The skeet outing was arranged by Merritt Schilling, father of assistant coach Steve Schilling and grandfather of Husky freshman 103-pounder Colton Schilling, who was one of the original eight Oregon high school wrestlers to host Japan on the first cultural Oregon Cultural Exchange visit in 1963.

Melcher said she thoroughly enjoyed hosting Sakurai, 18, who weighs in at 100 kilograms (220 pounds) and heavyweight Tomoyuki Oka, 18, and the three coaches. She said the latter were amazed when they visited the logging operation.

“It was a great experience,” she said. “Them seeing something for the first time, it was incredible to see that in an adult.”

“They can eat,” she added. “I can’t wait for them to come back next year.

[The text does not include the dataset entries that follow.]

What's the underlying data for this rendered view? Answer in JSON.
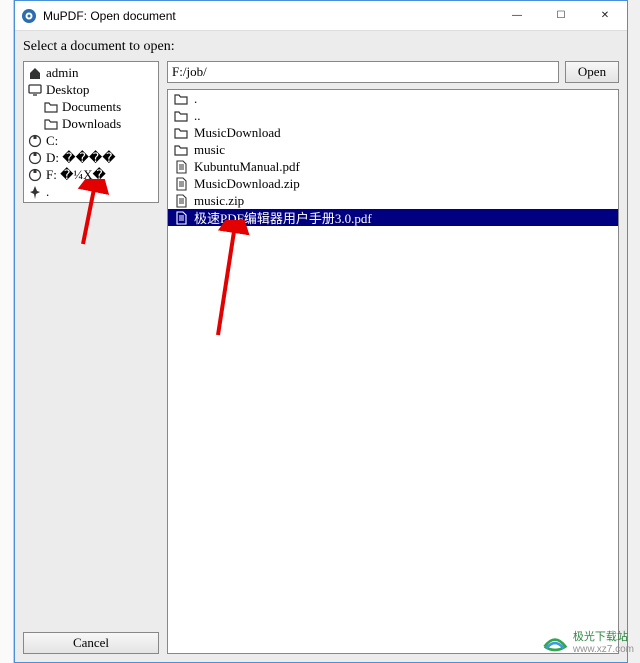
{
  "window": {
    "title": "MuPDF: Open document",
    "minimize": "—",
    "maximize": "☐",
    "close": "✕"
  },
  "prompt": "Select a document to open:",
  "path_value": "F:/job/",
  "open_label": "Open",
  "cancel_label": "Cancel",
  "tree": [
    {
      "icon": "home",
      "label": "admin",
      "indent": false
    },
    {
      "icon": "desktop",
      "label": "Desktop",
      "indent": false
    },
    {
      "icon": "folder",
      "label": "Documents",
      "indent": true
    },
    {
      "icon": "folder",
      "label": "Downloads",
      "indent": true
    },
    {
      "icon": "disk",
      "label": "C:",
      "indent": false
    },
    {
      "icon": "disk",
      "label": "D: ����",
      "indent": false
    },
    {
      "icon": "disk",
      "label": "F: �¼X�",
      "indent": false
    },
    {
      "icon": "pin",
      "label": ".",
      "indent": false
    }
  ],
  "files": [
    {
      "icon": "folder",
      "label": ".",
      "selected": false
    },
    {
      "icon": "folder",
      "label": "..",
      "selected": false
    },
    {
      "icon": "folder",
      "label": "MusicDownload",
      "selected": false
    },
    {
      "icon": "folder",
      "label": "music",
      "selected": false
    },
    {
      "icon": "file",
      "label": "KubuntuManual.pdf",
      "selected": false
    },
    {
      "icon": "file",
      "label": "MusicDownload.zip",
      "selected": false
    },
    {
      "icon": "file",
      "label": "music.zip",
      "selected": false
    },
    {
      "icon": "file",
      "label": "极速PDF编辑器用户手册3.0.pdf",
      "selected": true
    }
  ],
  "watermark": {
    "name": "极光下载站",
    "url": "www.xz7.com"
  }
}
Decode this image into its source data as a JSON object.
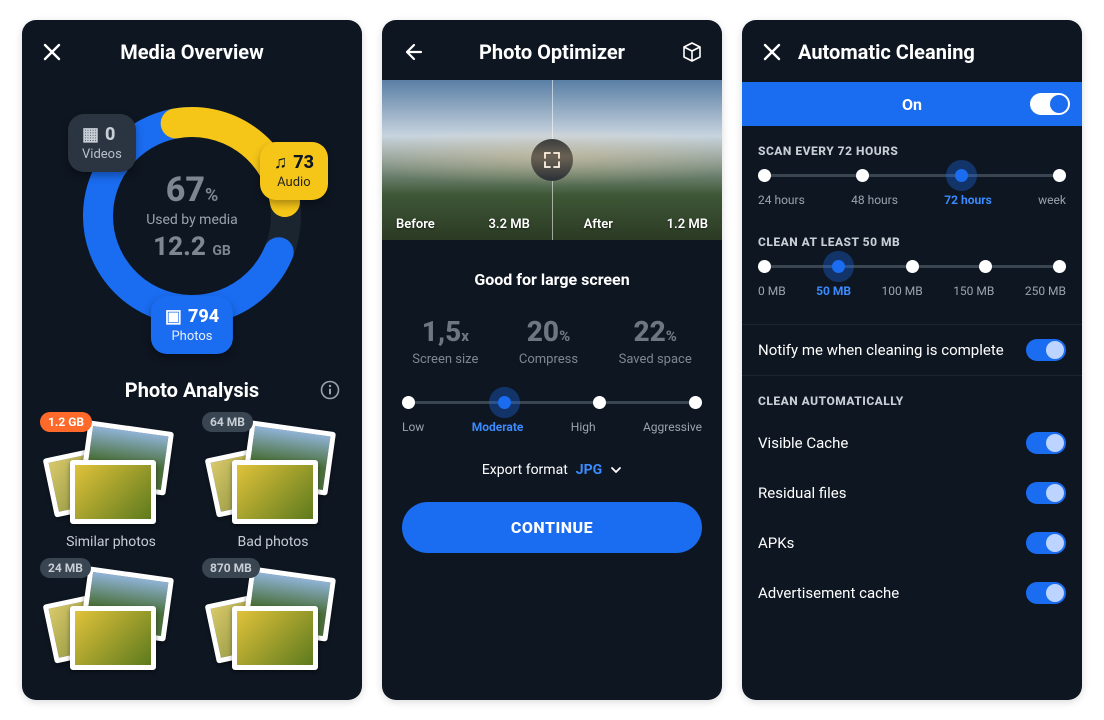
{
  "screen1": {
    "title": "Media Overview",
    "center": {
      "pct": "67",
      "pct_unit": "%",
      "label": "Used by media",
      "size": "12.2",
      "size_unit": "GB"
    },
    "chips": {
      "videos": {
        "count": "0",
        "label": "Videos"
      },
      "audio": {
        "count": "73",
        "label": "Audio"
      },
      "photos": {
        "count": "794",
        "label": "Photos"
      }
    },
    "analysis_title": "Photo Analysis",
    "cards": [
      {
        "badge": "1.2 GB",
        "badge_color": "orange",
        "label": "Similar photos"
      },
      {
        "badge": "64 MB",
        "badge_color": "grey",
        "label": "Bad photos"
      },
      {
        "badge": "24 MB",
        "badge_color": "grey",
        "label": ""
      },
      {
        "badge": "870 MB",
        "badge_color": "grey",
        "label": ""
      }
    ]
  },
  "screen2": {
    "title": "Photo Optimizer",
    "before_label": "Before",
    "before_size": "3.2 MB",
    "after_label": "After",
    "after_size": "1.2 MB",
    "headline": "Good for large screen",
    "stats": [
      {
        "value": "1,5",
        "unit": "x",
        "label": "Screen size"
      },
      {
        "value": "20",
        "unit": "%",
        "label": "Compress"
      },
      {
        "value": "22",
        "unit": "%",
        "label": "Saved space"
      }
    ],
    "levels": [
      "Low",
      "Moderate",
      "High",
      "Aggressive"
    ],
    "level_selected": 1,
    "export_label": "Export format",
    "export_value": "JPG",
    "cta": "CONTINUE"
  },
  "screen3": {
    "title": "Automatic Cleaning",
    "on_label": "On",
    "scan_label": "SCAN EVERY 72 HOURS",
    "scan_options": [
      "24 hours",
      "48 hours",
      "72 hours",
      "week"
    ],
    "scan_selected": 2,
    "clean_label": "CLEAN AT LEAST 50 MB",
    "clean_options": [
      "0 MB",
      "50 MB",
      "100 MB",
      "150 MB",
      "250 MB"
    ],
    "clean_selected": 1,
    "notify": "Notify me when cleaning is complete",
    "auto_label": "CLEAN AUTOMATICALLY",
    "auto_items": [
      "Visible Cache",
      "Residual files",
      "APKs",
      "Advertisement cache"
    ]
  },
  "chart_data": {
    "type": "pie",
    "title": "Media Overview",
    "series": [
      {
        "name": "Photos",
        "value": 794,
        "color": "#1a6cf0"
      },
      {
        "name": "Audio",
        "value": 73,
        "color": "#f5c518"
      },
      {
        "name": "Videos",
        "value": 0,
        "color": "#2b3541"
      }
    ],
    "center_label": "67% Used by media — 12.2 GB"
  }
}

These guys were awesome.”

The match on Wednesday night pitted the Japanese team against the valley all-star team of Sweet Home’s Colton Schilling,

Tyler Holly, Mitch Grove, Colby DeCleve, Tyler Cowger, Taylor Tagle, Marshall Arndt, Kyle Hummer, Kris Newport, Jacob Jewell, Brock Crocker, Zach Gill and Christian Whitfield; and Blake Woosley and Henry Vaughn of Philomath; Zach Cardwell of Lowell; Robbie Federicko of Cascade; and Hayden Klosf and Vonn Lambert of West Albany, coached by Thorpe.

Sweet Home seniors Tagle, Holly and Grove said the visitors’ style was “completely different,” as Grove put it, but, Holly said, “it was kind of cool how they did things.”

“They wait for something to happen, then they react,” Grove said of the Japanese team’s strategy.

Team Leader Kuzumi Hanawa, who said it was his first trip to America, said his team particularly enjoyed the competition and the home stay opportunities.

Although his wrestlers only lost three matches on the trip, Hanawa said it was a good experience.

“Americans use college rules and they’re not as used to the throws,” he said. “There’s not much we can do about that. They’re at a disadvantage when they wrestle us.”

“We’ve had no real injuries,” he said. “I’m happy about that.”

Kojiro Kurimori, 17, who defeated Crocker in the 60-kilogram (132 pounds) match, said he had “a great time staying with Brock.

“It’s been a blast,” he said in Japanese. “I enjoyed the home stays and the matches,” he added, noting that “American crowds are a little more energetic €“ like they’re having more fun.”

Oka, the heavyweight, got the crowd stirred up with a sumo-style pre-match foot stomp routine prior to taking on Sweet Home’s Christian Whitfield, whom he pinned.

Oka said that, unlike his 100-kilogram teammate Sakurai, he’s not thinking of pursuing professional sumo. He said his goal is to represent Japan in the Olympics and he plans to go to college and eventually get a white-collar job.

Oka said he enjoyed the trip, which he said was “very educational.”

The Sweet Home wrestlers said they had a good time too.

“(Sakurai) was a jokester,” Tagle said, adding that they had to bridge some cultural differences. “They didn’t understand what to us was funny.”

Thorpe said he thinks wrestling is unique in the opportunities the sport gives athletes to travel to other countries and compete.

“Wrestling is the most pure form of competition,” he said. “These guys, when they step on the mat, it’s a fight, it’s a battle. But at the end they’re taking pictures and joking.

“These kids had a lot of fun,” he said. “And we got to learn some new moves.”